TASK REQUIREMENTS - Exactly as written, retype the listing below, omitting the pictures.

TASK INPUTS -
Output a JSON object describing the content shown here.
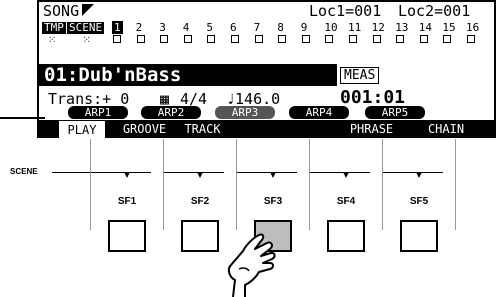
{
  "screen": {
    "title": "SONG",
    "loc1": "Loc1=001",
    "loc2": "Loc2=001",
    "tempo_tab": "TMP",
    "scene_tab": "SCENE",
    "track_numbers": [
      "1",
      "2",
      "3",
      "4",
      "5",
      "6",
      "7",
      "8",
      "9",
      "10",
      "11",
      "12",
      "13",
      "14",
      "15",
      "16"
    ],
    "song_name": "01:Dub'nBass",
    "meas_label": "MEAS",
    "meas_value": "001:01",
    "trans_label": "Trans:+ 0",
    "time_signature": "4/4",
    "tempo": "♩146.0",
    "arp_buttons": [
      "ARP1",
      "ARP2",
      "ARP3",
      "ARP4",
      "ARP5"
    ],
    "active_arp": "ARP3",
    "tabs": [
      "PLAY",
      "GROOVE",
      "TRACK",
      "PHRASE",
      "CHAIN"
    ],
    "active_tab": "PLAY"
  },
  "panel": {
    "scene_label": "SCENE",
    "buttons": [
      "SF1",
      "SF2",
      "SF3",
      "SF4",
      "SF5"
    ],
    "pressed": "SF3"
  }
}
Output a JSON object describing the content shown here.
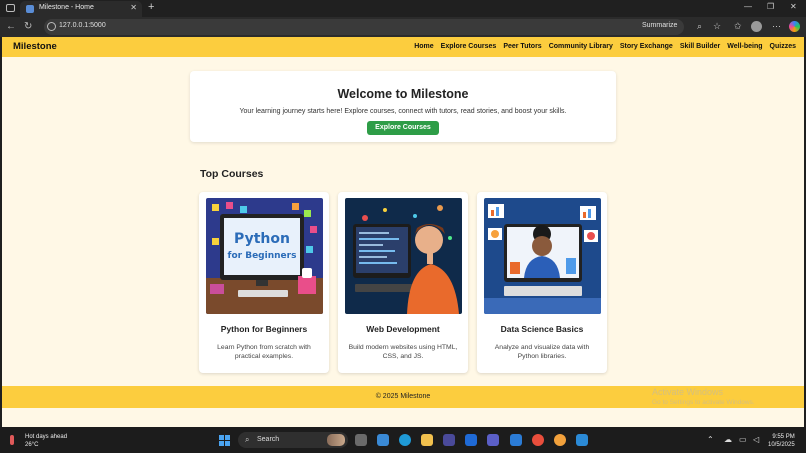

SOLUTION FOR THIS TASK -
Output a JSON object describing the content shown here.
{
  "screen": {
    "title": "SONG",
    "loc1": "Loc1=001",
    "loc2": "Loc2=001",
    "tempo_tab": "TMP",
    "scene_tab": "SCENE",
    "track_numbers": [
      "1",
      "2",
      "3",
      "4",
      "5",
      "6",
      "7",
      "8",
      "9",
      "10",
      "11",
      "12",
      "13",
      "14",
      "15",
      "16"
    ],
    "song_name": "01:Dub'nBass",
    "meas_label": "MEAS",
    "meas_value": "001:01",
    "trans_label": "Trans:+ 0",
    "time_signature": "4/4",
    "tempo": "♩146.0",
    "arp_buttons": [
      "ARP1",
      "ARP2",
      "ARP3",
      "ARP4",
      "ARP5"
    ],
    "active_arp": "ARP3",
    "tabs": [
      "PLAY",
      "GROOVE",
      "TRACK",
      "PHRASE",
      "CHAIN"
    ],
    "active_tab": "PLAY"
  },
  "panel": {
    "scene_label": "SCENE",
    "buttons": [
      "SF1",
      "SF2",
      "SF3",
      "SF4",
      "SF5"
    ],
    "pressed": "SF3"
  }
}
Output a JSON object describing the content shown here.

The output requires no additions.